## Extracted material
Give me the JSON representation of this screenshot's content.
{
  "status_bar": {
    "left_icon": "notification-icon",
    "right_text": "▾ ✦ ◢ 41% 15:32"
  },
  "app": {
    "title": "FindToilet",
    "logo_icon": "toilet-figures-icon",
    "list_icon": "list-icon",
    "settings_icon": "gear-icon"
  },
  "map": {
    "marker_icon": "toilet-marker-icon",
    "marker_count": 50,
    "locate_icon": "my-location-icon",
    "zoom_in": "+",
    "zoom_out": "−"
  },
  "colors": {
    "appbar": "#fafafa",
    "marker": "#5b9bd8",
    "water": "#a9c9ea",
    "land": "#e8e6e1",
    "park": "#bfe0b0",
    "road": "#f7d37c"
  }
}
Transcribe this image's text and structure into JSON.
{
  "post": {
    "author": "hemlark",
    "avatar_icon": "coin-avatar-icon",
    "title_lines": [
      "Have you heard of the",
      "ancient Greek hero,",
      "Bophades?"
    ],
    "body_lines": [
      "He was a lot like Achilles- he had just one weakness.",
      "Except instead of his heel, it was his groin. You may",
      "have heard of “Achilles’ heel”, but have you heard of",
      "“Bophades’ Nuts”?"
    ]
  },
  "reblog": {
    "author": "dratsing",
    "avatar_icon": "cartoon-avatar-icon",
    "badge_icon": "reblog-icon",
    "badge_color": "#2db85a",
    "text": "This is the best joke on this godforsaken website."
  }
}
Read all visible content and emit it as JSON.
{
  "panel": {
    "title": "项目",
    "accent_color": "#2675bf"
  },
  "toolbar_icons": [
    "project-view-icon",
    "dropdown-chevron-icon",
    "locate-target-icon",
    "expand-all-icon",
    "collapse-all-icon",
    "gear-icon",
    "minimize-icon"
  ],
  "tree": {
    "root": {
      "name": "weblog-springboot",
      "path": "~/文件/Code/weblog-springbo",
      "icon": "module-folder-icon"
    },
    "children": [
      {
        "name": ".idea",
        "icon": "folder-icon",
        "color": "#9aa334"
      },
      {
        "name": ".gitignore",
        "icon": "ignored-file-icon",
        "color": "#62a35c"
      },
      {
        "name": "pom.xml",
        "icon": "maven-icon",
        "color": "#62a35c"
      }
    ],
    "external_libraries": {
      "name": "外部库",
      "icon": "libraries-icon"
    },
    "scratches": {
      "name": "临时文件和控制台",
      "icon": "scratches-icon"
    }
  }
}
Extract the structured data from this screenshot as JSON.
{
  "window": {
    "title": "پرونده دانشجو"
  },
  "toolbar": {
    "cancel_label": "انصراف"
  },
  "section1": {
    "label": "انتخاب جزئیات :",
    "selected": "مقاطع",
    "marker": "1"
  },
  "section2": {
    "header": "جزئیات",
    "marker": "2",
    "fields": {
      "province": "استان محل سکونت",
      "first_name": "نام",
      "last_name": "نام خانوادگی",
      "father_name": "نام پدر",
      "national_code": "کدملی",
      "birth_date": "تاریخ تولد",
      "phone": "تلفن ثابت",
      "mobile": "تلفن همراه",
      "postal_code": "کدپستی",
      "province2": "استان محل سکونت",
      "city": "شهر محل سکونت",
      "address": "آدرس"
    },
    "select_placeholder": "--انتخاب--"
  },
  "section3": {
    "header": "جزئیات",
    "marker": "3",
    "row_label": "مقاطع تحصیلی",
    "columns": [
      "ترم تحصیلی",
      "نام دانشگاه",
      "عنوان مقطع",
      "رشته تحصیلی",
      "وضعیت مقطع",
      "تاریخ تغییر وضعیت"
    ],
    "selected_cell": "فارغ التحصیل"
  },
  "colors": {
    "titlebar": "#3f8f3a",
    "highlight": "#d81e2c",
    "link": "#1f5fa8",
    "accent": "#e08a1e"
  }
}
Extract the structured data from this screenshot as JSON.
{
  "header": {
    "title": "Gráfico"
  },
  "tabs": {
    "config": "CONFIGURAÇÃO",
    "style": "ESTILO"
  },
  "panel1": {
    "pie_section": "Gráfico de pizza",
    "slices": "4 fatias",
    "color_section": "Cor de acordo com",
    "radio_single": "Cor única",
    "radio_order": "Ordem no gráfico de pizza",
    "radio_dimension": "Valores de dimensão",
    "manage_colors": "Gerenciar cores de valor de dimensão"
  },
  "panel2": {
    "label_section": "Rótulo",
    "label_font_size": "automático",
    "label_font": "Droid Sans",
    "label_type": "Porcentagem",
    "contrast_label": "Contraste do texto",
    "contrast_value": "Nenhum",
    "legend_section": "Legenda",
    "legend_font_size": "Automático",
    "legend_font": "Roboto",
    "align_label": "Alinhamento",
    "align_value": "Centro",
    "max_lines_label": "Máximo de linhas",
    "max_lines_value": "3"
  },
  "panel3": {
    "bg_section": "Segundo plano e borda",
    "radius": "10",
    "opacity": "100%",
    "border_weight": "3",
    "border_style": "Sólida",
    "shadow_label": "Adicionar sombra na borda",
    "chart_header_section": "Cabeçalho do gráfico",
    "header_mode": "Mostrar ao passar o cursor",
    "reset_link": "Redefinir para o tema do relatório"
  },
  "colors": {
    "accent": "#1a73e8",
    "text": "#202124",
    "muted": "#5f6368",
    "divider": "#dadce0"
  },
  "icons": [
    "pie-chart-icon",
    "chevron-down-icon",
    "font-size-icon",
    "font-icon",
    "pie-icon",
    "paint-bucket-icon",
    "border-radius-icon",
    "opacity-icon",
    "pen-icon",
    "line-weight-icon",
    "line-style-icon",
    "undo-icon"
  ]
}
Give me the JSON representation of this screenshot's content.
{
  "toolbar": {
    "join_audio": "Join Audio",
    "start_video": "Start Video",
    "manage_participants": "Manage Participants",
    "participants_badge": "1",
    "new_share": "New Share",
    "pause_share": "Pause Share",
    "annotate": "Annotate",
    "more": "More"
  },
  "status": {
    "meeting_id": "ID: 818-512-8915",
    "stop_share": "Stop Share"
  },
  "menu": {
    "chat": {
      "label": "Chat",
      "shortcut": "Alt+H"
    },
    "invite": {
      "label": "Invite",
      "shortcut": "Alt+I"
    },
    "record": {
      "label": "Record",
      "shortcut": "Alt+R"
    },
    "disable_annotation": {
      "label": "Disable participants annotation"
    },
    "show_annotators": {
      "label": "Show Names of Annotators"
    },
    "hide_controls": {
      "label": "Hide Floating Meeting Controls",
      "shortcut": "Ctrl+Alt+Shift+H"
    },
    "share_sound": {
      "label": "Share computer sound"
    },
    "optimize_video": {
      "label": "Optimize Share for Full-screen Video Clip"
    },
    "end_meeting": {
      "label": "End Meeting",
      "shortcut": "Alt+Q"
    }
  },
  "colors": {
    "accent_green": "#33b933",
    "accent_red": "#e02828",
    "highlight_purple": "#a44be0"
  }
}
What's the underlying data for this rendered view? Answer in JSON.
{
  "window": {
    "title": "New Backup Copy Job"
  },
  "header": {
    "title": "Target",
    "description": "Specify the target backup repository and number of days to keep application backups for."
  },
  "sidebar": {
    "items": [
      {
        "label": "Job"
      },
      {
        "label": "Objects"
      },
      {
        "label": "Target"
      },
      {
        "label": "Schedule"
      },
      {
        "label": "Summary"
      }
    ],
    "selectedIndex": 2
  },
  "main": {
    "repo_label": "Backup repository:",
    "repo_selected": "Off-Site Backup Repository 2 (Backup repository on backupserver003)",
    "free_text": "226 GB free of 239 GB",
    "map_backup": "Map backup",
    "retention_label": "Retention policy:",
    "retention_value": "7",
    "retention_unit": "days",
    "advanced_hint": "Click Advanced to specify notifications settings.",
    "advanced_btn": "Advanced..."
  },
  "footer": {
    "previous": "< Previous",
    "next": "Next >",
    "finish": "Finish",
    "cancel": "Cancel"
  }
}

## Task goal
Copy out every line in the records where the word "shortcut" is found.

## Written solution
      "shortcut": "Alt+H"
      "shortcut": "Alt+I"
      "shortcut": "Alt+R"
      "shortcut": "Ctrl+Alt+Shift+H"
      "shortcut": "Alt+Q"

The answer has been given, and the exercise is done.